Figure 4. Computational time of running Multi-LZerD. Average running time per generation (in minutes) required by Multi-LZerD. Four different population sizes, 200, 400, 600, and 800 were tested with and without using the crossover operation. A protein complex, 1ES7, was used. Multi-LZerD was executed on 10 Intel Xeon L5630 CPUs at 2.13GHz. The computational time on the y-axis is the average of 25 generations.
Multi-LZerD employs GA for exploring the conformation space and there are several key parameters that can critically affect the prediction performance. Since computing the fitness score is a time-consuming step, it is desired to keep the population of decoys in each GA generation small, but at the same time the algorithm should be able to explore the conformation space sufficiently to find near-native models. From the testing of Multi-LZerD on the three protein complexes, we found that the population size of 200 or 400 is sufficient (Table 1). The clustering is effective in reducing redundant pairwise predictions, which leads to successful identification of near-native conformations. Using the crossover operation yielded a near-native structure in an earlier generation than without using the crossover; however, they yielded similar final prediction results after a larger number of iterations. The current study leads to the conclusion that an excessive sampling of the conformational space is not necessary for small protein complexes (around four subunits) to find correct structure models in the Multi-LZerD scheme. However, it is not clear if the conclusion applies to complexes with a larger number of subunits since their conformational space can be significantly larger than smaller ones.
List of abbreviations used
• GA: Genetic Algorithm; • fnat: Fraction of native contacts; • PDB: Protein Data Bank; • RMSD: Root mean square deviation.
The authors declare that they have no competing interests.
JER developed the multiple protein docking prediction method, Multi-LZerD, performed the computational experiments and wrote the manuscript draft. DK conceived the study and participated in its design and coordination, as well as drafting and finalizing the manuscript. All authors read and approved the final manuscript.
This work was supported by the National Institute of General Medical Sciences of the National Institutes of Health (R01GM075004, R01GM097528) and the National Science Foundation (EF0850009, IIS0915801, IOS1127027) and National Research Foundation of Korea Grant (NRF-2011-220-C00004). JER is a Fulbright Science and Technology Fellow.
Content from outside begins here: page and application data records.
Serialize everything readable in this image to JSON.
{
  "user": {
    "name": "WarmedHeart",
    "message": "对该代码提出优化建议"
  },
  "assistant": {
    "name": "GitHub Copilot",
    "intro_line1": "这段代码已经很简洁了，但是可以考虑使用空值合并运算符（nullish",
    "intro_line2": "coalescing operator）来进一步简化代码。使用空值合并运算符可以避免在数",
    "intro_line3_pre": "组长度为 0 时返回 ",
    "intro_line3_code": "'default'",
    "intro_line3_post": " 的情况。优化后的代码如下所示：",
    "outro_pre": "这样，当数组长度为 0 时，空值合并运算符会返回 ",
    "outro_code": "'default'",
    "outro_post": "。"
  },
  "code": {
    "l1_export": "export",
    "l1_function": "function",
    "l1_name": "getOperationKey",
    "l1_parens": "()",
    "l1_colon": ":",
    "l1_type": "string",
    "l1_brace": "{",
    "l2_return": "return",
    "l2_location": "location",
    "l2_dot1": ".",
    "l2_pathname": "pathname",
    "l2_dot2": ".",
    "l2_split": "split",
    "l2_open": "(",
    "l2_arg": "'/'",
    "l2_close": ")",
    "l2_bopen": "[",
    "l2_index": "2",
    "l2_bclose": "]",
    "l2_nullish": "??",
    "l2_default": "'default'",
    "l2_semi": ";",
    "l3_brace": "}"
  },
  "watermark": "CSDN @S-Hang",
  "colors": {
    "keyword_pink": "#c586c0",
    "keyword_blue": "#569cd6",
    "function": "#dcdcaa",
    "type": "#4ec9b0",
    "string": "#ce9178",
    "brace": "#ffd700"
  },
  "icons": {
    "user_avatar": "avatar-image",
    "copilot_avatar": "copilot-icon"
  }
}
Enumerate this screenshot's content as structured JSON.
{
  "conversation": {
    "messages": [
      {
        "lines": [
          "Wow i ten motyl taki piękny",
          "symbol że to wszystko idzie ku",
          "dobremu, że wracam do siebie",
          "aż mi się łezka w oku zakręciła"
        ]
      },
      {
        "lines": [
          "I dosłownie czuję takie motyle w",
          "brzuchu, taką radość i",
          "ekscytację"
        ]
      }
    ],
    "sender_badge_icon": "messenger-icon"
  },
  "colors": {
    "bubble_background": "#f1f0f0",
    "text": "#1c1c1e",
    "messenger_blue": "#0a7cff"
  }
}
This article has been published as part of BMC Proceedings Volume 6 Supplement 7, 2012: Proceedings from the Great Lakes Bioinformatics Conference 2012. The full contents of the supplement are available online at http://www.biomedcentral.com/bmcproc/supplements/6/S7.